2016 Energy Standard Code will officially go in to effect for projects permitted on or after January 1, 2017.

New for the 2016 Residential Energy Standards…


  • All Occupant Sensing controllers have max timer of 20 minutes
  • All Installed luminaires shall be high efficacy Table 150.0 A
  • Count of Blank Electrical boxes more than 5 ft. above floor limited to amount of bedrooms. Must Controlled by dimmer of Vacancy sensor.
  • Recessed Lights cannot have screw based lamps.
  • All Recessed Lighting, LED GU-24 socket, and any screw based lamps still need to be High Efficacy, but must a CEC certified product AND controlled by Dimmer or Vacancy Sensor (Except hallways and closets >70sf for controls)
  • Bathrooms, Garages, Laundry, Utility Rooms at least 1 light is controlled by Vacancy Sensors

2016 Energy Code Compliance Lighting Standards



  • Option A: Insulation above deck (R8 No Air Space or R6 with air space) AND R38 at Ceiling and Radiant Barrier
  • Option B: Insulation below deck (R18 No Air Space or R13 with Air Space) AND R38 at Ceiling and NO Radiant Barrier
  • Option C: R38 at Ceiling and Radiant Barrier and Ducts In conditioned Space.


  • Being compared to a U-Factor of 0.050 (no option without rigid foam meets this)


  • Duct Leakage reduced to 5% (from 6%)
  • Duct Insulation increased to R8 with HPA OR R6 with Option C Attic
  • Liquid Line Filter Drier installed if Manufacturer’s instructions call for it.


  • Option 1: Tankless water heater with 200kBtu
  • Option 2: Storage Tank with 105kBtu AND QII Insulation AND Compact Hot Water Design OR All Hot water Pipe Insulation



2016 Building Energy Efficiency Standards FREQUENTLY ASKED QUESTIONS by the CEC

#Title24, #EnergyCodeStandards, #CAEnergyCode, #EnergyConsulting, #CAEnergyConsultant, #T24, #LosAngelesEnergyConsultant, #SacramentoEnergyConsultant, #OrangeCountyEnergyConsultant, #InlandEmpireEnergyConsultant, #VenturaEnergyConsultant, #SantaBarbaraEnergyConsultant


NAHB IBS Show 2016 – Las Vegas, NV

DuctTesters attended the 2016 NAHB International Builders’ Show (IBS) in Las Vegas.  This convention is the nation’s largest annual residential housing construction trade event.  IBS and the Kitchen and Bath Industry Show (KBIS) co-located to create a Design & Construction Week®.   This year, the International Window Coverings Expo (IWCE) and the International Surface Event (TISE) also joined in.  This massive event is said to have brought in over 110,000 builders, general contractors, remodelers, designers, flooring professionals, HVAC contractors, insulation contractors, energy efficient manufactures, and other product specifiers from around the globe.

DuctTesters was proud to support the event.  There were over 2,000 exhibitor brands, new innovative ideas and products, a number of educational seminars and tons of networking opportunities.  It was nice seeing the home building industry’s enthusiasm returning.   Here are a few fun photos from the event.

#IBSVegas, #IBSShow

IBS Show in Las Vegas 2016 NAHB IBS 2016 PWB NAHB IBS 2016 PWB Event3 NAHB IBS 2016 PWB Event1 Mike Holms Sr. and Jr.



A home energy audit is the first step in making your home more efficient.

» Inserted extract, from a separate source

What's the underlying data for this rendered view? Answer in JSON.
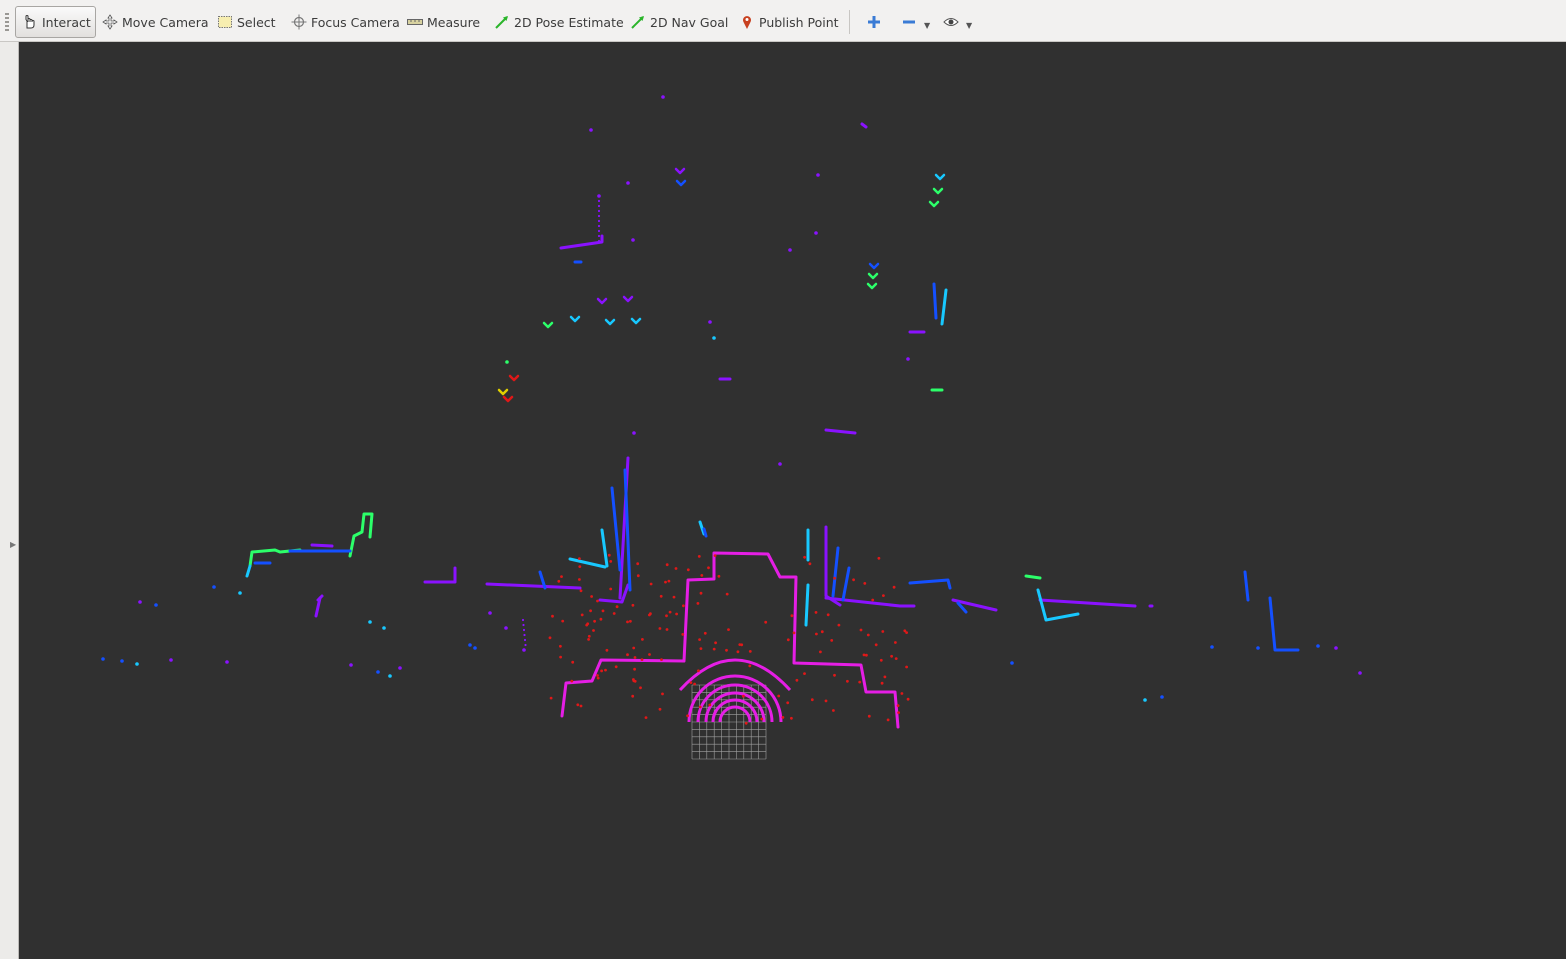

An audit can help you assess how much energy your home uses and evaluate what measures you can take to improve efficiency. A visit from one of our Certified Existing Home Raters will allow you to find out how your home is currently performing. During the visit we collect information about your homes construction and use specialized equipment to analyze the performance of the HVAC and the house as a whole. An infrared camera is used to reveal hard to detect air infiltration, missing insulation, and is a valuable tool for finding the cause of your homes discomfort. Then our certified energy analyst will use a state certified program to analyze the performance of your home and show you how the proposed upgrades will affect your homes overall efficiency, reduce your utility bills, and improve your indoor comfort.

Schedule Your Home Energy Assessment!